*Required action*. Ignoring the pictures, copy the data exactly.

(Website and app data records)
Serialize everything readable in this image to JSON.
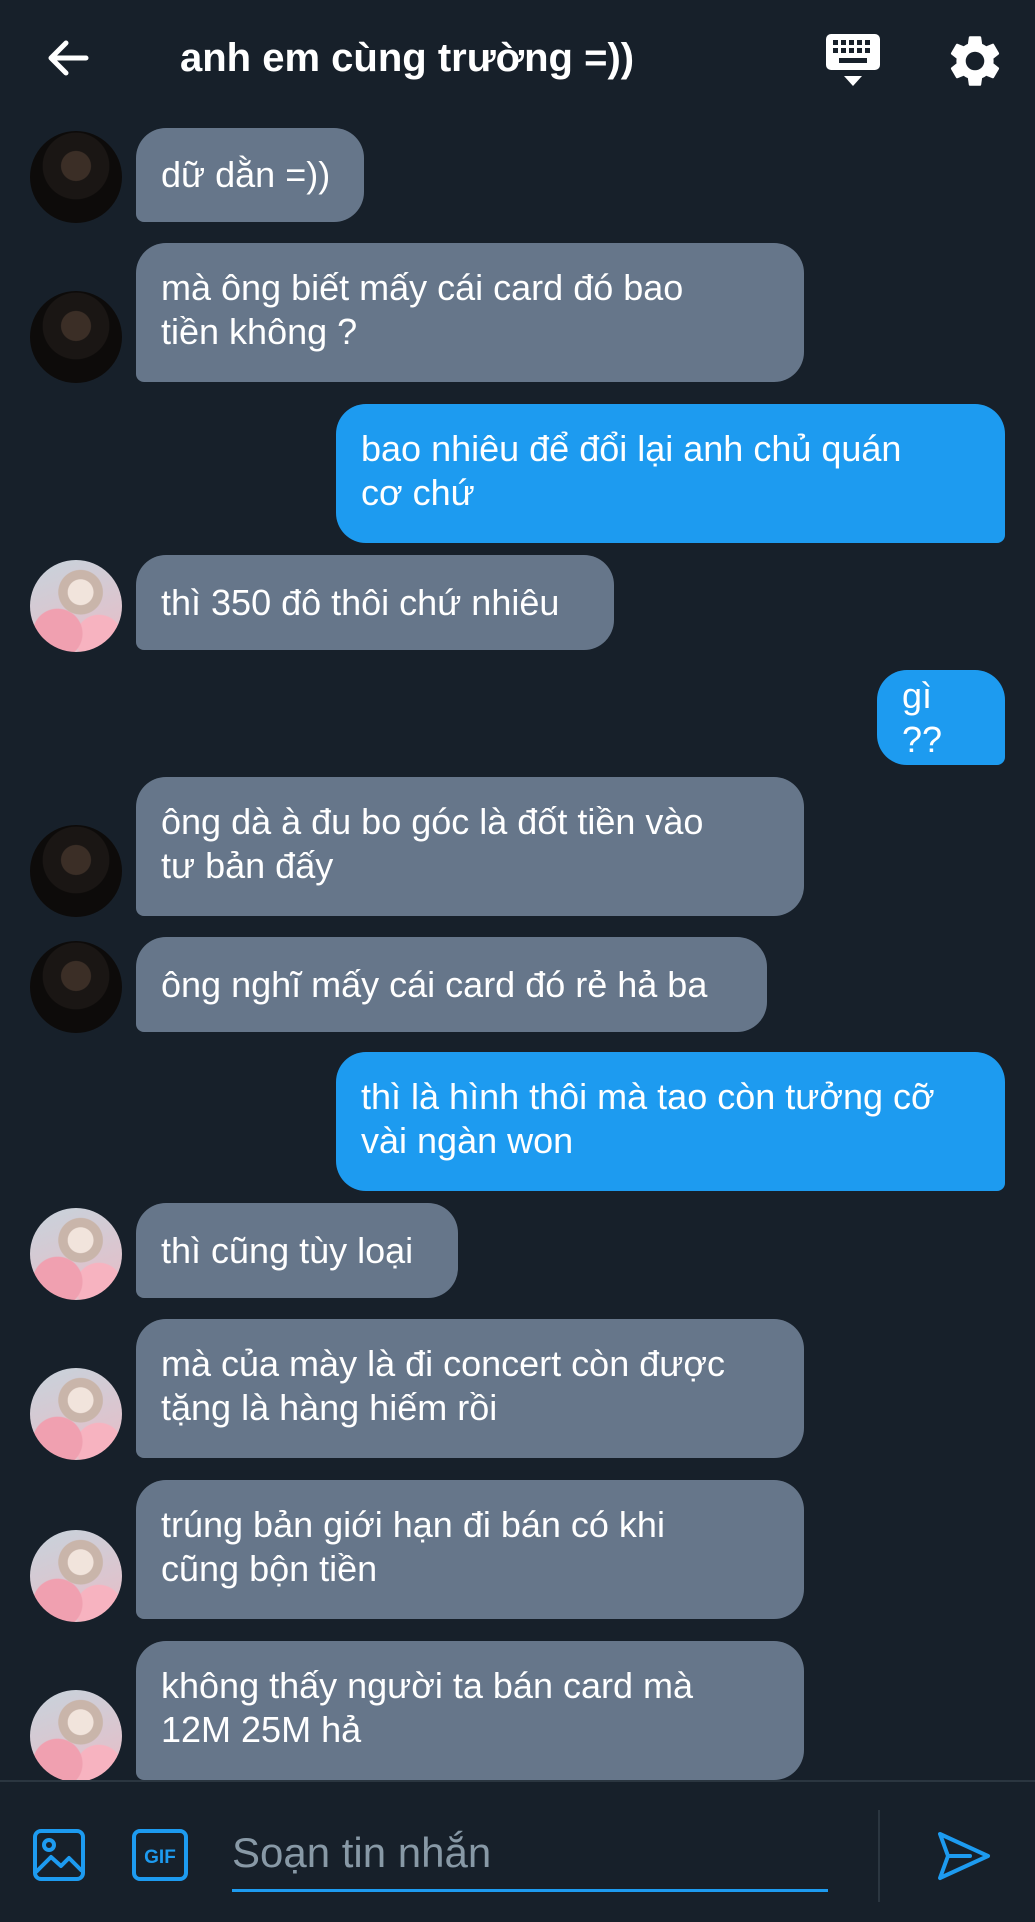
{
  "header": {
    "title": "anh em cùng trường =))",
    "back_icon": "back-arrow-icon",
    "keyboard_icon": "keyboard-icon",
    "settings_icon": "gear-icon"
  },
  "messages": [
    {
      "side": "in",
      "avatar": "a",
      "lines": [
        "dữ dằn =))"
      ]
    },
    {
      "side": "in",
      "avatar": "a",
      "lines": [
        "mà ông biết mấy cái card đó bao",
        "tiền không ?"
      ]
    },
    {
      "side": "out",
      "lines": [
        "bao nhiêu để đổi lại anh chủ quán",
        "cơ chứ"
      ]
    },
    {
      "side": "in",
      "avatar": "b",
      "lines": [
        "thì 350 đô thôi chứ nhiêu"
      ]
    },
    {
      "side": "out",
      "lines": [
        "gì ??"
      ]
    },
    {
      "side": "in",
      "avatar": "a",
      "lines": [
        "ông dà à đu bo góc là đốt tiền vào",
        "tư bản đấy"
      ]
    },
    {
      "side": "in",
      "avatar": "a",
      "lines": [
        "ông nghĩ mấy cái card đó rẻ hả ba"
      ]
    },
    {
      "side": "out",
      "lines": [
        "thì là hình thôi mà tao còn tưởng cỡ",
        "vài ngàn won"
      ]
    },
    {
      "side": "in",
      "avatar": "b",
      "lines": [
        "thì cũng tùy loại"
      ]
    },
    {
      "side": "in",
      "avatar": "b",
      "lines": [
        "mà của mày là đi concert còn được",
        "tặng là hàng hiếm rồi"
      ]
    },
    {
      "side": "in",
      "avatar": "b",
      "lines": [
        "trúng bản giới hạn đi bán có khi",
        "cũng bộn tiền"
      ]
    },
    {
      "side": "in",
      "avatar": "b",
      "lines": [
        "không thấy người ta bán card mà",
        "12M 25M hả"
      ]
    }
  ],
  "composer": {
    "placeholder": "Soạn tin nhắn",
    "media_icon": "image-icon",
    "gif_label": "GIF",
    "send_icon": "send-icon"
  },
  "colors": {
    "background": "#17202a",
    "incoming_bubble": "#66768a",
    "outgoing_bubble": "#1d9bf0",
    "accent": "#1d9bf0"
  }
}
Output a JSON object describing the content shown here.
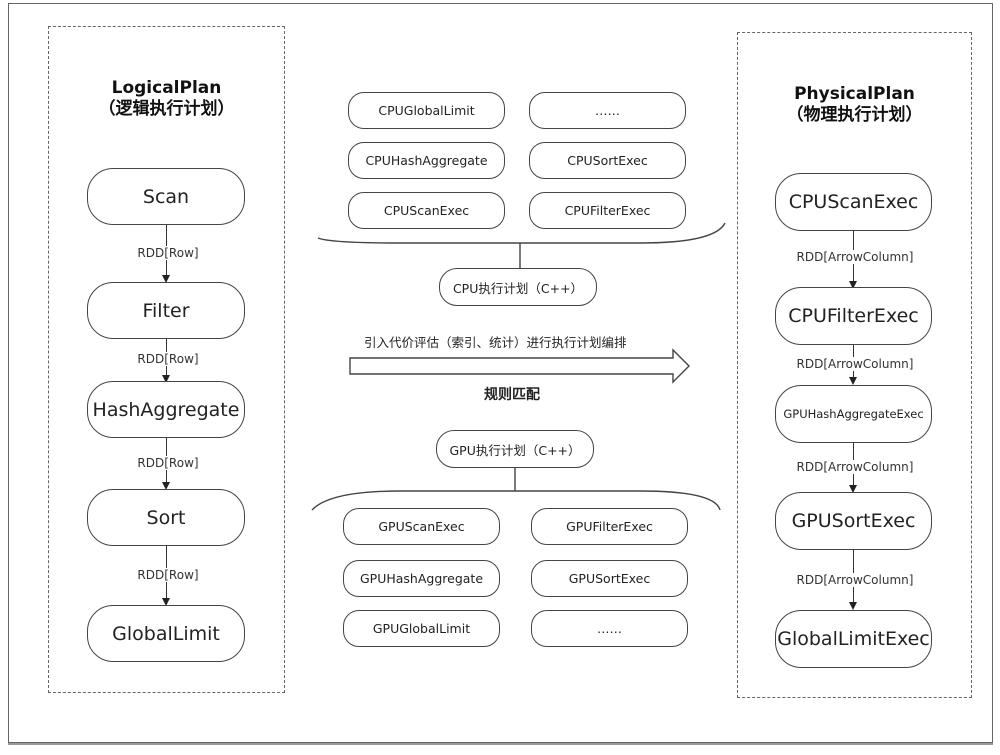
{
  "logical_plan": {
    "title": "LogicalPlan",
    "subtitle": "（逻辑执行计划）",
    "nodes": [
      "Scan",
      "Filter",
      "HashAggregate",
      "Sort",
      "GlobalLimit"
    ],
    "edge_labels": [
      "RDD[Row]",
      "RDD[Row]",
      "RDD[Row]",
      "RDD[Row]"
    ]
  },
  "physical_plan": {
    "title": "PhysicalPlan",
    "subtitle": "（物理执行计划）",
    "nodes": [
      "CPUScanExec",
      "CPUFilterExec",
      "GPUHashAggregateExec",
      "GPUSortExec",
      "GlobalLimitExec"
    ],
    "edge_labels": [
      "RDD[ArrowColumn]",
      "RDD[ArrowColumn]",
      "RDD[ArrowColumn]",
      "RDD[ArrowColumn]"
    ]
  },
  "cpu_group": {
    "label": "CPU执行计划（C++）",
    "operators": [
      "CPUGlobalLimit",
      "……",
      "CPUHashAggregate",
      "CPUSortExec",
      "CPUScanExec",
      "CPUFilterExec"
    ]
  },
  "gpu_group": {
    "label": "GPU执行计划（C++）",
    "operators": [
      "GPUScanExec",
      "GPUFilterExec",
      "GPUHashAggregate",
      "GPUSortExec",
      "GPUGlobalLimit",
      "……"
    ]
  },
  "transform": {
    "description": "引入代价评估（索引、统计）进行执行计划编排",
    "label": "规则匹配"
  }
}
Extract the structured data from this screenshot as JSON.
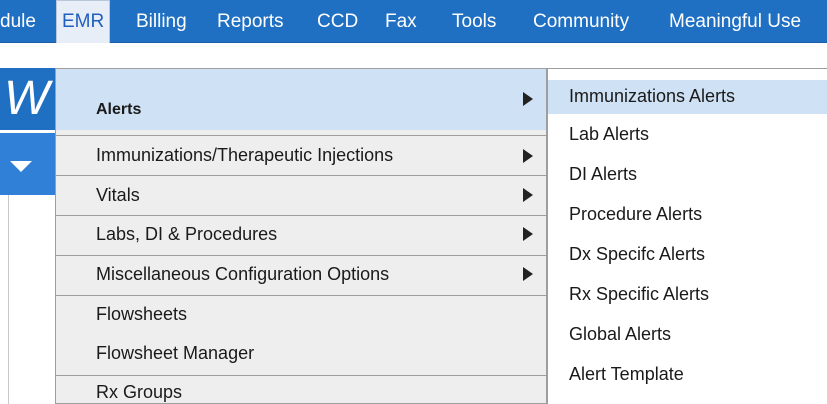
{
  "menubar": {
    "items": [
      {
        "label": "dule"
      },
      {
        "label": "EMR"
      },
      {
        "label": "Billing"
      },
      {
        "label": "Reports"
      },
      {
        "label": "CCD"
      },
      {
        "label": "Fax"
      },
      {
        "label": "Tools"
      },
      {
        "label": "Community"
      },
      {
        "label": "Meaningful Use"
      }
    ]
  },
  "header": {
    "title_fragment": "W"
  },
  "emr_menu": {
    "items": [
      {
        "label": "Alerts"
      },
      {
        "label": "Immunizations/Therapeutic Injections"
      },
      {
        "label": "Vitals"
      },
      {
        "label": "Labs, DI & Procedures"
      },
      {
        "label": "Miscellaneous Configuration Options"
      },
      {
        "label": "Flowsheets"
      },
      {
        "label": "Flowsheet Manager"
      },
      {
        "label": "Rx Groups"
      }
    ]
  },
  "alerts_submenu": {
    "items": [
      {
        "label": "Immunizations Alerts"
      },
      {
        "label": "Lab Alerts"
      },
      {
        "label": "DI Alerts"
      },
      {
        "label": "Procedure Alerts"
      },
      {
        "label": "Dx Specifc Alerts"
      },
      {
        "label": "Rx Specific Alerts"
      },
      {
        "label": "Global Alerts"
      },
      {
        "label": "Alert Template"
      }
    ]
  },
  "colors": {
    "menubar_bg": "#1f6fc2",
    "highlight": "#cfe1f4",
    "dropdown_bg": "#eeeeee"
  }
}
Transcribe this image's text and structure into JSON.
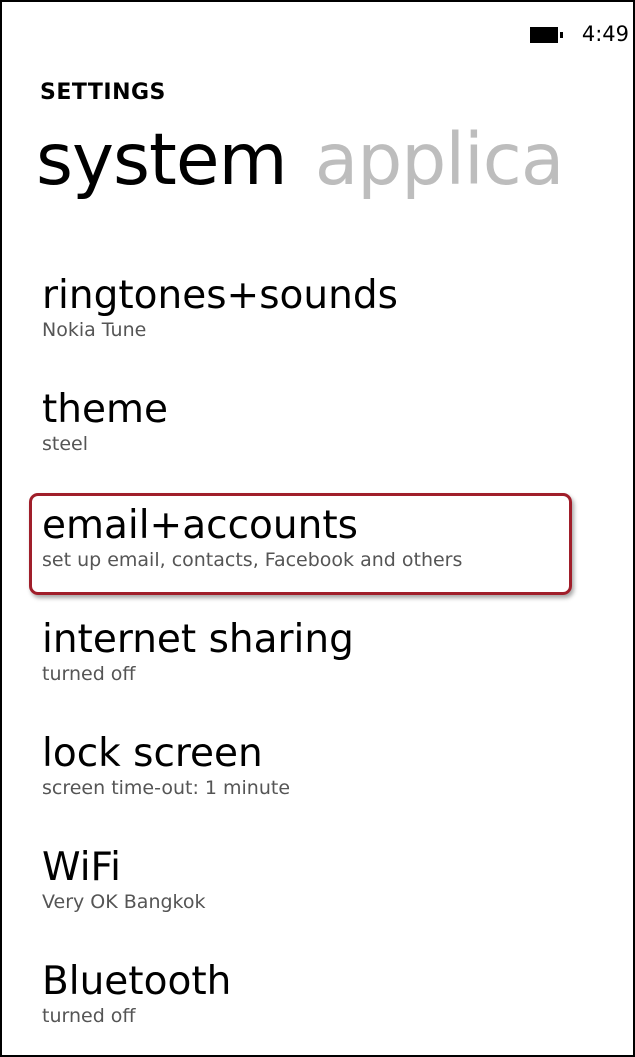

*Result for this task*.
Serialize everything readable in this image to JSON.
{
  "header": {
    "title": "anh em cùng trường =))",
    "back_icon": "back-arrow-icon",
    "keyboard_icon": "keyboard-icon",
    "settings_icon": "gear-icon"
  },
  "messages": [
    {
      "side": "in",
      "avatar": "a",
      "lines": [
        "dữ dằn =))"
      ]
    },
    {
      "side": "in",
      "avatar": "a",
      "lines": [
        "mà ông biết mấy cái card đó bao",
        "tiền không ?"
      ]
    },
    {
      "side": "out",
      "lines": [
        "bao nhiêu để đổi lại anh chủ quán",
        "cơ chứ"
      ]
    },
    {
      "side": "in",
      "avatar": "b",
      "lines": [
        "thì 350 đô thôi chứ nhiêu"
      ]
    },
    {
      "side": "out",
      "lines": [
        "gì ??"
      ]
    },
    {
      "side": "in",
      "avatar": "a",
      "lines": [
        "ông dà à đu bo góc là đốt tiền vào",
        "tư bản đấy"
      ]
    },
    {
      "side": "in",
      "avatar": "a",
      "lines": [
        "ông nghĩ mấy cái card đó rẻ hả ba"
      ]
    },
    {
      "side": "out",
      "lines": [
        "thì là hình thôi mà tao còn tưởng cỡ",
        "vài ngàn won"
      ]
    },
    {
      "side": "in",
      "avatar": "b",
      "lines": [
        "thì cũng tùy loại"
      ]
    },
    {
      "side": "in",
      "avatar": "b",
      "lines": [
        "mà của mày là đi concert còn được",
        "tặng là hàng hiếm rồi"
      ]
    },
    {
      "side": "in",
      "avatar": "b",
      "lines": [
        "trúng bản giới hạn đi bán có khi",
        "cũng bộn tiền"
      ]
    },
    {
      "side": "in",
      "avatar": "b",
      "lines": [
        "không thấy người ta bán card mà",
        "12M 25M hả"
      ]
    }
  ],
  "composer": {
    "placeholder": "Soạn tin nhắn",
    "media_icon": "image-icon",
    "gif_label": "GIF",
    "send_icon": "send-icon"
  },
  "colors": {
    "background": "#17202a",
    "incoming_bubble": "#66768a",
    "outgoing_bubble": "#1d9bf0",
    "accent": "#1d9bf0"
  }
}
Output a JSON object describing the content shown here.
{
  "logical_plan": {
    "title": "LogicalPlan",
    "subtitle": "（逻辑执行计划）",
    "nodes": [
      "Scan",
      "Filter",
      "HashAggregate",
      "Sort",
      "GlobalLimit"
    ],
    "edge_labels": [
      "RDD[Row]",
      "RDD[Row]",
      "RDD[Row]",
      "RDD[Row]"
    ]
  },
  "physical_plan": {
    "title": "PhysicalPlan",
    "subtitle": "（物理执行计划）",
    "nodes": [
      "CPUScanExec",
      "CPUFilterExec",
      "GPUHashAggregateExec",
      "GPUSortExec",
      "GlobalLimitExec"
    ],
    "edge_labels": [
      "RDD[ArrowColumn]",
      "RDD[ArrowColumn]",
      "RDD[ArrowColumn]",
      "RDD[ArrowColumn]"
    ]
  },
  "cpu_group": {
    "label": "CPU执行计划（C++）",
    "operators": [
      "CPUGlobalLimit",
      "……",
      "CPUHashAggregate",
      "CPUSortExec",
      "CPUScanExec",
      "CPUFilterExec"
    ]
  },
  "gpu_group": {
    "label": "GPU执行计划（C++）",
    "operators": [
      "GPUScanExec",
      "GPUFilterExec",
      "GPUHashAggregate",
      "GPUSortExec",
      "GPUGlobalLimit",
      "……"
    ]
  },
  "transform": {
    "description": "引入代价评估（索引、统计）进行执行计划编排",
    "label": "规则匹配"
  }
}
Extract the structured data from this screenshot as JSON.
{
  "menubar": {
    "items": [
      {
        "label": "dule"
      },
      {
        "label": "EMR"
      },
      {
        "label": "Billing"
      },
      {
        "label": "Reports"
      },
      {
        "label": "CCD"
      },
      {
        "label": "Fax"
      },
      {
        "label": "Tools"
      },
      {
        "label": "Community"
      },
      {
        "label": "Meaningful Use"
      }
    ]
  },
  "header": {
    "title_fragment": "W"
  },
  "emr_menu": {
    "items": [
      {
        "label": "Alerts"
      },
      {
        "label": "Immunizations/Therapeutic Injections"
      },
      {
        "label": "Vitals"
      },
      {
        "label": "Labs, DI & Procedures"
      },
      {
        "label": "Miscellaneous Configuration Options"
      },
      {
        "label": "Flowsheets"
      },
      {
        "label": "Flowsheet Manager"
      },
      {
        "label": "Rx Groups"
      }
    ]
  },
  "alerts_submenu": {
    "items": [
      {
        "label": "Immunizations Alerts"
      },
      {
        "label": "Lab Alerts"
      },
      {
        "label": "DI Alerts"
      },
      {
        "label": "Procedure Alerts"
      },
      {
        "label": "Dx Specifc Alerts"
      },
      {
        "label": "Rx Specific Alerts"
      },
      {
        "label": "Global Alerts"
      },
      {
        "label": "Alert Template"
      }
    ]
  },
  "colors": {
    "menubar_bg": "#1f6fc2",
    "highlight": "#cfe1f4",
    "dropdown_bg": "#eeeeee"
  }
}
Transcribe this image's text and structure into JSON.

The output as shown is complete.